WHAT NEEDS TO BE DONE: In how many lines of the records does "This" appear? Answer with one number.

-- Opening Marker --

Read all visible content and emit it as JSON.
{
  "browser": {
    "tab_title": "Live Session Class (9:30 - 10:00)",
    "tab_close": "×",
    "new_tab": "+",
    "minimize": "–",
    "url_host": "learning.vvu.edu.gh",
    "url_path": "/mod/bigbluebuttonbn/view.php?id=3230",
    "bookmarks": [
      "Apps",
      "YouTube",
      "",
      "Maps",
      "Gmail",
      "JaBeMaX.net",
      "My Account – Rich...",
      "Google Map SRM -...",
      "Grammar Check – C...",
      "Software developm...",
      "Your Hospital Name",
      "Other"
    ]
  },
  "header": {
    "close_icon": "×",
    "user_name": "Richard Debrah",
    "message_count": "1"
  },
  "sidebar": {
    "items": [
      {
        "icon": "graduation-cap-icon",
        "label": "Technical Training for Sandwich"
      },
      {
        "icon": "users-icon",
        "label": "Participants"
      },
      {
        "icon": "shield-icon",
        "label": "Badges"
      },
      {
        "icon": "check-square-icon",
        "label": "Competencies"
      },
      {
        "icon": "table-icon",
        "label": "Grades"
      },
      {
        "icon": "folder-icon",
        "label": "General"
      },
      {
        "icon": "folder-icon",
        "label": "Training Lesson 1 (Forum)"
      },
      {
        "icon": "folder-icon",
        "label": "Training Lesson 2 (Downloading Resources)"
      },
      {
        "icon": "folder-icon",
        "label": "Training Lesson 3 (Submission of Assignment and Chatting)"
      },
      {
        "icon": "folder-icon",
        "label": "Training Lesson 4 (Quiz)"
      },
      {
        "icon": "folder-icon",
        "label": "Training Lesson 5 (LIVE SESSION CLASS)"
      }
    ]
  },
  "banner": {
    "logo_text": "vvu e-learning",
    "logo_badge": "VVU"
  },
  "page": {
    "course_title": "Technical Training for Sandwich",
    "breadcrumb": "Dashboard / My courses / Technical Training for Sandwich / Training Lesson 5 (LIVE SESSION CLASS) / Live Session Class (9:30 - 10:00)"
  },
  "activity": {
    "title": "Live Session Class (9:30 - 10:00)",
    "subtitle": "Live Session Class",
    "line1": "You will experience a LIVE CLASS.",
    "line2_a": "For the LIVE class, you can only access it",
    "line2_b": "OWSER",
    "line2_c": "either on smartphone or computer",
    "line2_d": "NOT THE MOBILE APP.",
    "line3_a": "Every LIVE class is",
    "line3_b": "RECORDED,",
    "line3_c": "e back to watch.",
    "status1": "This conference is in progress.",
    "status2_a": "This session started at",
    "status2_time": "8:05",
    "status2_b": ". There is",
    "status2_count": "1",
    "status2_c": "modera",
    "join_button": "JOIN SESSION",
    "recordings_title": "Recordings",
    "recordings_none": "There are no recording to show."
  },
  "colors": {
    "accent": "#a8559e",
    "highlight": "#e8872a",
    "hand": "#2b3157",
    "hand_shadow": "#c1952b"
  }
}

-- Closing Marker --

TASK OUTPUT: 2